Every local we passed on the beach or sidewalk smiled and greeted us.  Every hotel employee bent over backward to not just do their jobs, but to start conversations with us.  Every morning my hotel maid left me a lovely note, telling me to have a blessed day.   When we happened to run into a woman (Ellie) who had waited on our table at a restaurant two days before, she remembered our names, gave us a hug and invited us to come sit at her table that night at a different restaurant.  When my husband first tasted the island’s famous hot sauce (which most tourists couldn’t handle) and asked for more, the kitchen staff presented him with a bottle of the stuff at the end of our meal as a gift!

At first, this was startling.  It felt like I was being thrown back to the 50s and 60s when good manners were prevalent in the United States. Where we watched Leave it to Beaver, the ultimate morality play.  Where you got in trouble if you didn’t say “Yes, Ma’am” and "Thank you, Sir.” And you knew you did not want to grow up to be an Eddie Haskell.

I started complimenting the locals I encountered in Barbados, admiring their good manners and appreciating how kind everyone was.  And they all shared the same thing.  They all told me that they went to church every week.  That they raised their children to honor their elders, to use good manners, to help others and be polite.  My hotel maid said, that if children misbehaved out of your sight, your neighbor would tell you about it, so they couldn’t get away with anything.  One cab driver said that if you misbehaved as a child, you were bringing dishonor to your family.  I heard this over and over again.

It was amazing to be in a society that was so happy, so supportive, so polite and peaceful.

I’ve been home a few weeks now.  Back to the vitriolic posts on Facebook, the snarky comments by many of our leaders, the questionable accuracy of some “so-called” news articles. We’ve had many conversations with friends and clients about how awful things are, how helpless they feel, how frightened they are for our nation.

But my time in Barbados has taught me that the answer can be pretty simple.

We can be kind.

Yes, we need to tackle some pretty serious issues in America.  We need to write letters to our representatives, join committees, support nonprofits, run for office.  But more importantly, we need to embrace Beaver Cleaver again.

But why not start with being be polite and courteous to EVERYONE?  Not just our friends or the people who believe the way we do.  It can be as simple as letting someone cut in front of you in traffic with a wave instead of a finger.
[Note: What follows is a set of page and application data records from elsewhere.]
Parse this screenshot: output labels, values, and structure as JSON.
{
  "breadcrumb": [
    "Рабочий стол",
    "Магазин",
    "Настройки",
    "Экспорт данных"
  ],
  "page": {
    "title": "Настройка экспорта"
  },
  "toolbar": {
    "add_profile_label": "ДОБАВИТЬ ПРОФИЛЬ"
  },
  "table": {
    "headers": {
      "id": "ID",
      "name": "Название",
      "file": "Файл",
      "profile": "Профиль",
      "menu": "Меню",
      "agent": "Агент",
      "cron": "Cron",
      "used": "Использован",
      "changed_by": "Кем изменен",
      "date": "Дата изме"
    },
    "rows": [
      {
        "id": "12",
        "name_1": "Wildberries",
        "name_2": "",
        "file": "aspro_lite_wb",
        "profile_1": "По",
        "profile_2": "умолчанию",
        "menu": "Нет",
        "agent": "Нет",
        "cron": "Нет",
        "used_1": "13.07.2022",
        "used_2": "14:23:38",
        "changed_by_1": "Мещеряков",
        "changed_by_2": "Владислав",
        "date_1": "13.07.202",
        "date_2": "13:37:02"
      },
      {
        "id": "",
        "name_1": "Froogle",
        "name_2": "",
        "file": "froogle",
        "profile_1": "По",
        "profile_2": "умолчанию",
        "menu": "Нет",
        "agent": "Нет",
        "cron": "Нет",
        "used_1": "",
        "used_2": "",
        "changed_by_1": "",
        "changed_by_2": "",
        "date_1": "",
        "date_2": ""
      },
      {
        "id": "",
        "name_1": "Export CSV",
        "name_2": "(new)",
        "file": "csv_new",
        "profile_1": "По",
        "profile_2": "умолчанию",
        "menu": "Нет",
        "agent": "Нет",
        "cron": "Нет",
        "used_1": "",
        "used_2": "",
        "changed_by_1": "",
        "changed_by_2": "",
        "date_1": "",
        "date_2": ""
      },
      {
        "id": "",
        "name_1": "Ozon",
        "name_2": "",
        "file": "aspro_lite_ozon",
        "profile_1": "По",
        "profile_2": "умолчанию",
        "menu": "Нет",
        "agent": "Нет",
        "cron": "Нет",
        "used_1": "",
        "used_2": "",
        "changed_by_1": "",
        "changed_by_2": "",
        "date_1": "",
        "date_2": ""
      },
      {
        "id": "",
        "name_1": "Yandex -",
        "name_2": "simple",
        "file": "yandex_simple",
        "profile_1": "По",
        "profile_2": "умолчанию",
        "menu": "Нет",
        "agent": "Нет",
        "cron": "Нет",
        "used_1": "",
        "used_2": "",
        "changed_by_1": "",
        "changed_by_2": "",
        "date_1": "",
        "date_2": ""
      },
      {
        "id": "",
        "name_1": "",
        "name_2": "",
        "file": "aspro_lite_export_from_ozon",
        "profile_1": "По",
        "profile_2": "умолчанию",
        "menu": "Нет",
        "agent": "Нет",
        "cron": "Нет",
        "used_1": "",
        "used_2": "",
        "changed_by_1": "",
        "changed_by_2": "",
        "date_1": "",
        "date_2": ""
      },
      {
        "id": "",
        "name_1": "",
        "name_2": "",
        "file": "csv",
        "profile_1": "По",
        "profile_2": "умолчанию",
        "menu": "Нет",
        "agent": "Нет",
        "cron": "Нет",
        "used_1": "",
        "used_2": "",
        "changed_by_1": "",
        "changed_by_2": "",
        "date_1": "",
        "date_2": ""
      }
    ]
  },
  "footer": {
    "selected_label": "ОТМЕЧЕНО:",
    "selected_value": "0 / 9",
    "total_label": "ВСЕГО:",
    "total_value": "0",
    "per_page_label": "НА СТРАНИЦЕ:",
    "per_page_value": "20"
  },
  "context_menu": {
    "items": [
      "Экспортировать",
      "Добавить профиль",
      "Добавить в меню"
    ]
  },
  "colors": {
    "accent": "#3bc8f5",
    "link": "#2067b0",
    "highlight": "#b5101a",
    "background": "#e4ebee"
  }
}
It can be a choice to smile at people who cross your path, instead of focusing on the electronic device.  It can be as big as offering to help out a single mom, donating to a stranger on Go Fund Me, or apologizing to that relative that offended you 20 years ago.

And you don’t have to be a churchgoer to do this.  Christians don’t have a corner on the nice.  Anyone can make a choice to be Beaver Cleaver.  To live the way we’re supposed to, instead of the way we can get away with.

Is it naïve for me to think that if I’m nice I can change the world?  Maybe.  But if enough of us say, “enough,” and step forward with kindness, polite behavior and consideration, it just might save us.


Holly Bea is a freelance advertising copywriter and the author of seven award-winning children’s books, including Good Night God, Where Does God Live?, and Lucy Goose Goes to Texas. Check them out on Amazon. They’re all ideal stories for teaching your children to be nice and kind, for real!


holly bea


© Bobbi Mullins 2011, All rights reserved. FOOD FITNESS FAITH™